TASK BRIEF
Only one range belongs in the answer: the line holding "Enumerate this screenshot's" through the last line of the records, reproduced as is.

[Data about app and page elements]
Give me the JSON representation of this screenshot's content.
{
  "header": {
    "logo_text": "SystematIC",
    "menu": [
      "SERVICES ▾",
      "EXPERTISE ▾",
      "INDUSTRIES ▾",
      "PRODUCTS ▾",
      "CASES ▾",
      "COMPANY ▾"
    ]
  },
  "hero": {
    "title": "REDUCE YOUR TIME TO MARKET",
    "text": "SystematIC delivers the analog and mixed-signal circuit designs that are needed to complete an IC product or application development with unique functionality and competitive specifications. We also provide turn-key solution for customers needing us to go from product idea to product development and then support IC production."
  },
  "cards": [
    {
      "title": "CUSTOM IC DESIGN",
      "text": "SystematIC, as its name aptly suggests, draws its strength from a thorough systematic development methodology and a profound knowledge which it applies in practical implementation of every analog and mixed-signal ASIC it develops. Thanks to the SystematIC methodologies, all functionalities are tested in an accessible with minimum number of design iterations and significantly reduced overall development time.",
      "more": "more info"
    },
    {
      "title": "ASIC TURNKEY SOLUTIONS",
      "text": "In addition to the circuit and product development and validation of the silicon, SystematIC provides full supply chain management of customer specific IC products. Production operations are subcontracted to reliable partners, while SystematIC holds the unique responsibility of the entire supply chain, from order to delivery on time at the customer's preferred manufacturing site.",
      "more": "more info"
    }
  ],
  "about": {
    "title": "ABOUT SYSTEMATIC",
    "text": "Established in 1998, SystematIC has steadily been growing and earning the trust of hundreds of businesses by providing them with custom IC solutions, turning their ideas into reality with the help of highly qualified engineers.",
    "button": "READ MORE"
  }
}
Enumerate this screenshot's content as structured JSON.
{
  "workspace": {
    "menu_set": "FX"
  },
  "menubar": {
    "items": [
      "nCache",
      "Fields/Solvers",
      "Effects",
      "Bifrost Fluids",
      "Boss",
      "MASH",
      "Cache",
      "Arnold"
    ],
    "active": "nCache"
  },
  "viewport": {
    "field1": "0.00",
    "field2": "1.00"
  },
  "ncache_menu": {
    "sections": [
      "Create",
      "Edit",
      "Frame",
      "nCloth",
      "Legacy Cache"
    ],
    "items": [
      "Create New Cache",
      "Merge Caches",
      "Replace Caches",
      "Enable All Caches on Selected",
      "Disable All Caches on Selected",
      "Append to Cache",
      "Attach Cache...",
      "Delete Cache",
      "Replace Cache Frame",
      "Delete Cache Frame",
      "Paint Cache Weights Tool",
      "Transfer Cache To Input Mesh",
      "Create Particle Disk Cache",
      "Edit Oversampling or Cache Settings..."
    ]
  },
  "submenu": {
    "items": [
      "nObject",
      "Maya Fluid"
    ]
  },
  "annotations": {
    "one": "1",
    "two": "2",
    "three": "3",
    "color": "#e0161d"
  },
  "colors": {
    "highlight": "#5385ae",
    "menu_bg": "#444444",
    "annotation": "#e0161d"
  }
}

YOUR SOLUTION
Enumerate this screenshot's content as structured JSON.
{
  "workspace": {
    "menu_set": "FX"
  },
  "menubar": {
    "items": [
      "nCache",
      "Fields/Solvers",
      "Effects",
      "Bifrost Fluids",
      "Boss",
      "MASH",
      "Cache",
      "Arnold"
    ],
    "active": "nCache"
  },
  "viewport": {
    "field1": "0.00",
    "field2": "1.00"
  },
  "ncache_menu": {
    "sections": [
      "Create",
      "Edit",
      "Frame",
      "nCloth",
      "Legacy Cache"
    ],
    "items": [
      "Create New Cache",
      "Merge Caches",
      "Replace Caches",
      "Enable All Caches on Selected",
      "Disable All Caches on Selected",
      "Append to Cache",
      "Attach Cache...",
      "Delete Cache",
      "Replace Cache Frame",
      "Delete Cache Frame",
      "Paint Cache Weights Tool",
      "Transfer Cache To Input Mesh",
      "Create Particle Disk Cache",
      "Edit Oversampling or Cache Settings..."
    ]
  },
  "submenu": {
    "items": [
      "nObject",
      "Maya Fluid"
    ]
  },
  "annotations": {
    "one": "1",
    "two": "2",
    "three": "3",
    "color": "#e0161d"
  },
  "colors": {
    "highlight": "#5385ae",
    "menu_bg": "#444444",
    "annotation": "#e0161d"
  }
}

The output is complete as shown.